• 63°

A Man For All Seasons

At 5-foot-7, 135 pounds, Marc Carter doesn’t appear to have the size to withstand a grueling schedule of three demanding sports such as football, basketball and track.

But the opposite holds true. Carter has not only been able to withstand the punishment to his body, he’s excelled at all three.

And he’s loving it.

Carter was an All-Ohio wide receiver in football and an All-Ohio point guard for the basketball team. Add that to his track career that has seen him enjoy a runner-up finish in the Division II state meet 800 meter run.

“There’s not really one sport I like more than the over. I just enjoy sports. That’s all I’ve ever known,” said Carter.

Now don’t think that Carter isn’t affected by the grind and pace. He admitted it wears on him physically and mentally, especially when he sees some of his friends and other kids just hanging out when he has a workout.

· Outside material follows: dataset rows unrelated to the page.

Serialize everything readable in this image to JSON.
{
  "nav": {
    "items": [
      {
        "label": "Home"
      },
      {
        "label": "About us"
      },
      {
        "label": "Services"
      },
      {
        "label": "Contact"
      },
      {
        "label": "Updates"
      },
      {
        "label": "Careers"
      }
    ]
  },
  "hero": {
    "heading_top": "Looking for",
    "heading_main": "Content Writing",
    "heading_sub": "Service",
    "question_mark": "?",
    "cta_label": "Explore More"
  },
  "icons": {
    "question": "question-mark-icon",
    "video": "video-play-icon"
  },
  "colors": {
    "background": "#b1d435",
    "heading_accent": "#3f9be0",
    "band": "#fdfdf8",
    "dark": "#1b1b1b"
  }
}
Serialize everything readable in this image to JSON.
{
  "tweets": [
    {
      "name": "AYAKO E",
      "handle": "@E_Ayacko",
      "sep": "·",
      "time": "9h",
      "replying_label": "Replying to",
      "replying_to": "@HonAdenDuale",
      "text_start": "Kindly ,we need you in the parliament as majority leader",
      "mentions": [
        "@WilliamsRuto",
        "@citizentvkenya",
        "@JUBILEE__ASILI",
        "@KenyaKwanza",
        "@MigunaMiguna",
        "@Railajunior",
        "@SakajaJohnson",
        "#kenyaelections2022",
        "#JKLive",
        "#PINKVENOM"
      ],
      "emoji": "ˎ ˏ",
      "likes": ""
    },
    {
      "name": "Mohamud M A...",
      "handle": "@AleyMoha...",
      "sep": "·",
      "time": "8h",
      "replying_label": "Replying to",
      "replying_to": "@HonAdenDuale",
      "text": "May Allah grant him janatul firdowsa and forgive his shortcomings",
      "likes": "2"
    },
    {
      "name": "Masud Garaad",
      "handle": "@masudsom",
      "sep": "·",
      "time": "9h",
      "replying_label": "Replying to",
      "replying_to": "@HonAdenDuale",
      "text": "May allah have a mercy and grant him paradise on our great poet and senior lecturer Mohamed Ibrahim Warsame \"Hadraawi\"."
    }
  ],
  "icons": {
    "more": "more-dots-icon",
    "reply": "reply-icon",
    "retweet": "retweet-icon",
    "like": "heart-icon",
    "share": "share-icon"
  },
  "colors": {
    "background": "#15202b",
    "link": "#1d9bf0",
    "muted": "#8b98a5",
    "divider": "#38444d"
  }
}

“It’s tough, but then when you see the rewards of what you do it’s all worth it,” said Carter.

One of the rewards was huge, a track scholarship to the University of Akron.

Carter is still building toward the state meet but he won’t allow himself to look too far ahead.

“I’m not even thinking about it. It’s so far away right now,” said Carter. “I’m not going to worry about the state yet. I’ve got to get in shape.

Getting in shape is still hard for Carter, but he said playing other sports helps because he doesn’t have to start his training from scratch.

He said football is not that difficult for him.

“I’ve always been this size. I kind of see it as an advantage because I’m small and I’m quick and elusive. I was never scared,” said Carter.

The most difficult transition for the Ironton senior is switching gears from basketball to track.

“You have to be in specific shape,” said Carter. “Basketball uses stop and go muscles, but track is a run all the time workout. But I’m always in shape and I get stronger through every sport.”

With his success the past two years, Carter would appear to be a favorite to win the 800-meter state title this season. But Carter said he isn’t buying that reasoning.

“I’m going to go into (the tournament) hungry because I came in second place the last two years,” said Carter.

“I don’t see myself as the favorite. You can’t take anything for granted. Last year people in front of me and behind me graduated and some guy came out of nowhere and won.”

While Carter is expected to do well in track, he was aware that the basketball team was not expected to have a winning record. Carter helped lead the Fighting Tigers to a 13-10 record and they advanced to the Division III district championship.

Ironton was a regional finalist his junior year and state runners-up as a sophomore.

Carter saw his role change from backup point guard as a sophomore to a starter as a junior and the team’s leader as a senior.

“It was a little disappointing because we went out (of the tournament) like we did. We didn’t play well. But nobody thought we had a chance to get to Athens (for the district tournament),” said Carter.

“I wanted to leave coach (Mark) LaFon with something for all he’s done for me.

We’ve built a tradition and I wanted to go out a winner. Getting to the district finals was important. I got to carry on the tradition Brigham (Waginger) and Dennis (Gagai) started.”

And with judging by Carter’s career, he has his own tradition for someone to follow.